Review by Craig Santos Perez
FROM THE TONGUES OF BRICK AND STONE
by Brenda Cárdenas
Momotombo Press, Institute for Latino Studies, University of Notre Dame
230 McKenna Hall, Notre Dame, IN 46556; ISBN# 0-9710465-6-5, 48 pp.
The Nahuatl term for poetry is "flower and song," a literal translation that only hints at its figurative suggestion of poetry as la frontera where the material, finite, and visible borders the impalpable, infinite, and invisible. According to the introduction by Maurice Kilwein Guevara, the title of Brenda Cárdenas's From the Tongues of Brick and Stone refers to the Nahuatl glyph for "language." In this collection, Cárdenas situates us within la flama, el templo, y el cielo of language becoming flor y canto.
Momotombo Press, named after the volcano in Nicaragua, primarily publishes emerging Latino/a writers. In addition to its stellar production, the press also maintains web-exclusive author interviews at the Momotombo Press website.

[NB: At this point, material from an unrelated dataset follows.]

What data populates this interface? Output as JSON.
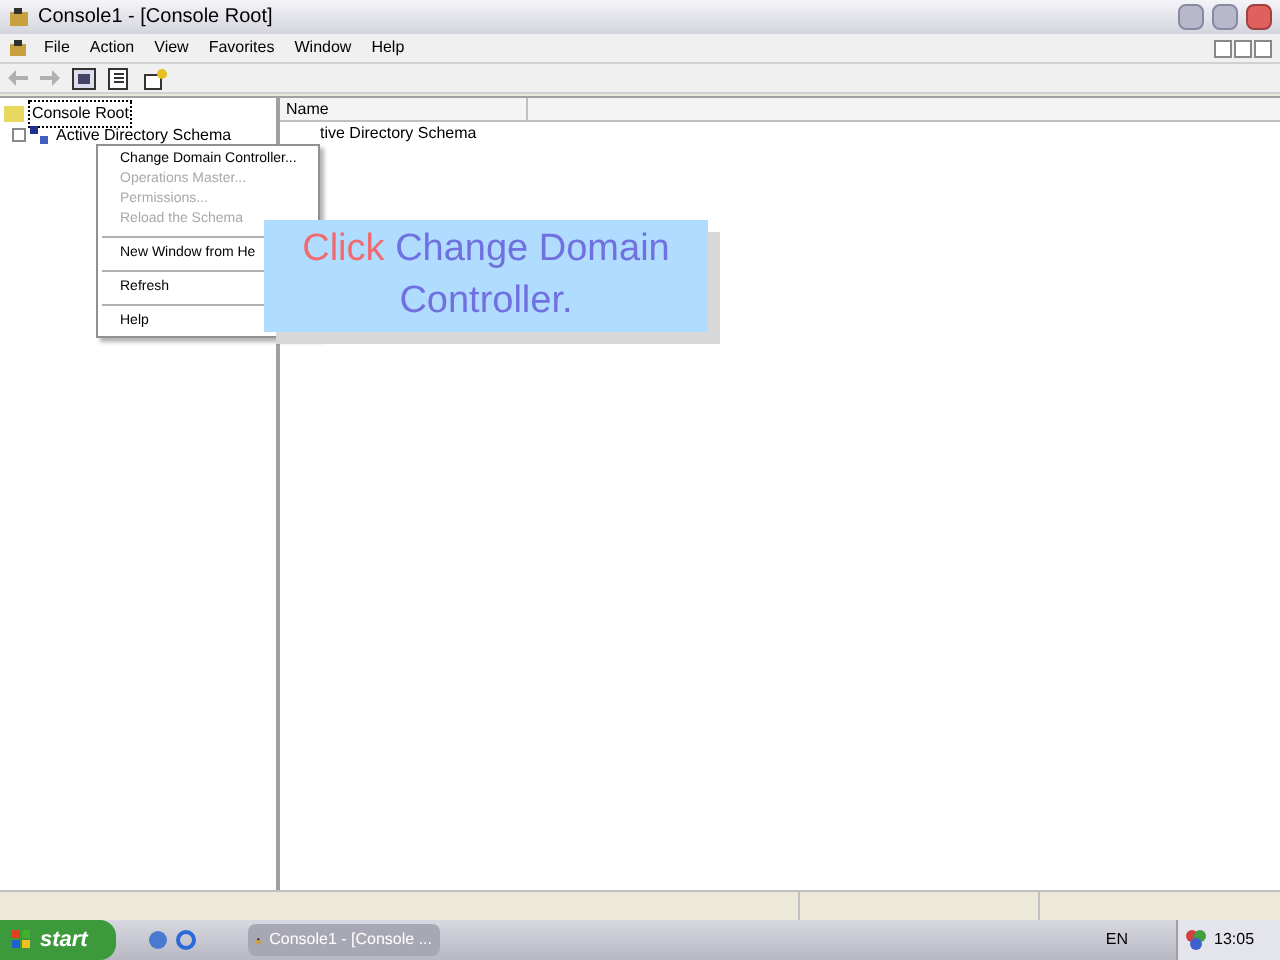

In Cárdenas's interview, she describes her code-switching between English, Spanish, Nahuatl, and Quechua:
I am experimenting with the harmonies, dissonances, and rhythmical nuances that emerge via the patois [and reflect] the larger notion of cultural transformation via syncretism and polyphony. It reflects my interest in the interconnectedness and juxtapositions of difference and similarity between seemingly disparate peoples, events, places, and experiences.
The French word patois has been used to describe non-Parisian French and regional languages, and often refers to Pidgin, Creole, and local dialects. The word has implied that such nonstandard languages are inferior to the dominant language (the origin of patois, though uncertain, may derive from the Old French patoier, meaning 'to handle clumsily, to paw'). Subverting this perception, Cárdenas imagines what might emerge from the patois as an opportunity for cultural transformation and aesthetic experimentation:

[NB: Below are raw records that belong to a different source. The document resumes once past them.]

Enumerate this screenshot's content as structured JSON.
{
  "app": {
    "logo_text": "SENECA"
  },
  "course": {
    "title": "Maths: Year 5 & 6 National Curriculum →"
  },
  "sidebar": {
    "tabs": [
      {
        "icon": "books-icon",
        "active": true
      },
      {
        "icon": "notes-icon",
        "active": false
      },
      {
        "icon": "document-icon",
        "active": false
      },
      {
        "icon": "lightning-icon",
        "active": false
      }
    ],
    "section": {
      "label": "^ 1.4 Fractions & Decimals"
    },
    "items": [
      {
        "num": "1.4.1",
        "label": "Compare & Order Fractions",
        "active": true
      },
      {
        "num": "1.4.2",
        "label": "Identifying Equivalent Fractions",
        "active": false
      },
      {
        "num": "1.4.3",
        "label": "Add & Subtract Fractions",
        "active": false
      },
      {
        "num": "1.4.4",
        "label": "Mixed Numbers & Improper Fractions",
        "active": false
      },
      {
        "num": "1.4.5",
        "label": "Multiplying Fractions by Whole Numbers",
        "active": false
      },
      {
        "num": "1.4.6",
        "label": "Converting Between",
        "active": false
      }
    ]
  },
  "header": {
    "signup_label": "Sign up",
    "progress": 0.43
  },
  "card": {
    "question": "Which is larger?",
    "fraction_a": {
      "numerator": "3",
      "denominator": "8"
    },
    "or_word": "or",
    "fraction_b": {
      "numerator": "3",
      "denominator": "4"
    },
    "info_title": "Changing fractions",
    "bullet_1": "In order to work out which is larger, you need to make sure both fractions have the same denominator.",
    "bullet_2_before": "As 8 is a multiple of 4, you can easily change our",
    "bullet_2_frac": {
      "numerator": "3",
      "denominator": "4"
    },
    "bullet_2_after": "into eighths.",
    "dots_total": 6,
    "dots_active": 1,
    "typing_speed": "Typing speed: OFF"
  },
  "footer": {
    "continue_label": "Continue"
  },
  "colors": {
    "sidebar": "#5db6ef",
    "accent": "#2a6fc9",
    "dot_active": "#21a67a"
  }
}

Pues, oye, un dia cuando era joven
La araña weaves her web of music
tuning its strings while she sings
de sus companeras obrando
en las cabañas, labrando
en los campos de caña.
She holds the high notes,
pulling filaments taut.
And when a fly's wing
touches one fiber,
everything vibrates. (33)
From the Tongues of Brick and Stone constructs a lyrically taut web haunted by songs of disparate experience. For example, Cárdenas weaves an intimate poem about a mother who insists that her daughter's hair smells like corn tortillas; in contrast, she writes a mythical poem about "Lacandona" (the rain forest), whose hair is "a translucent cocoon" and whose lungs contain "a clearing / where stone pillars / hold arches of sky" (11). Another poem, "Turning (1998)," turns our attention to the killings of 300 people in Chiapas in 1997 and a protest in Chicago where the speaker chants: "Zapata vive, vive […] Alto a la militarización! […] Alto a la repressión!" (14). The succeeding poem, "Abuelo y sus cuentos: Origin of the Bird-Beak Mole," captures a conversation between the speaker and her grandfather:
Abuelito, what's that on your arm?
Este? This little bump?
Sí, qué es?
estaba trabajando en un jardín bellísimo
cuando lo and behold a little bird
swooped down and stuck his,
how do you say?
Sí, his beak in my arm,
and I twisted and I twisted
en circulos, around and around,
until his beak broke off
right in my muscle. Y ya, mira,
tengo su nariz en le brazo. (18)
Not only does Cárdenas juxtapose these various contents, but she also experiments with different formal techniques. While many poems are in free verse with stanzas of variable length, one poem is in prose, one is in Sapphics, one is in Old English alliterative verse, and one is in Spanish with its English translation on the corresponding page. This syncretic formal impulse reflects the polyphonic texture of Cárdenas's language-scape.
From the Tongues of Brick and Stone compels us to listen so we will "remember / the texture of [its] stories" (42). In the title poem that ends this collection, Cárdenas listens to stones and mountains ("Camel Rock, lava rock, / las montanas Sandia, Jemez, y Sangre de Cristos"), to the ocean of wind ("that washes the Santa Fe Hills, / its Anasazi tongue as comforting / and unforgiving as Ojo Caliente"), and to the city of Chicago (its "boom in the bass that rattles the whole block"). As she listens, we press our imaginations against the tongues of brick and stone and flower and song to hear: oye, oye, "to voices never removed" (43).
Craig Santos Perez's reviews have appeared, or are forthcoming, in Pleiades, The Denver Quarterly, First Intensity, Rain Taxi, Jacket, Rattle, How2, and Traffic, among others. He blogs at blindelephant.blogspot.com, where he has links to his other reviews.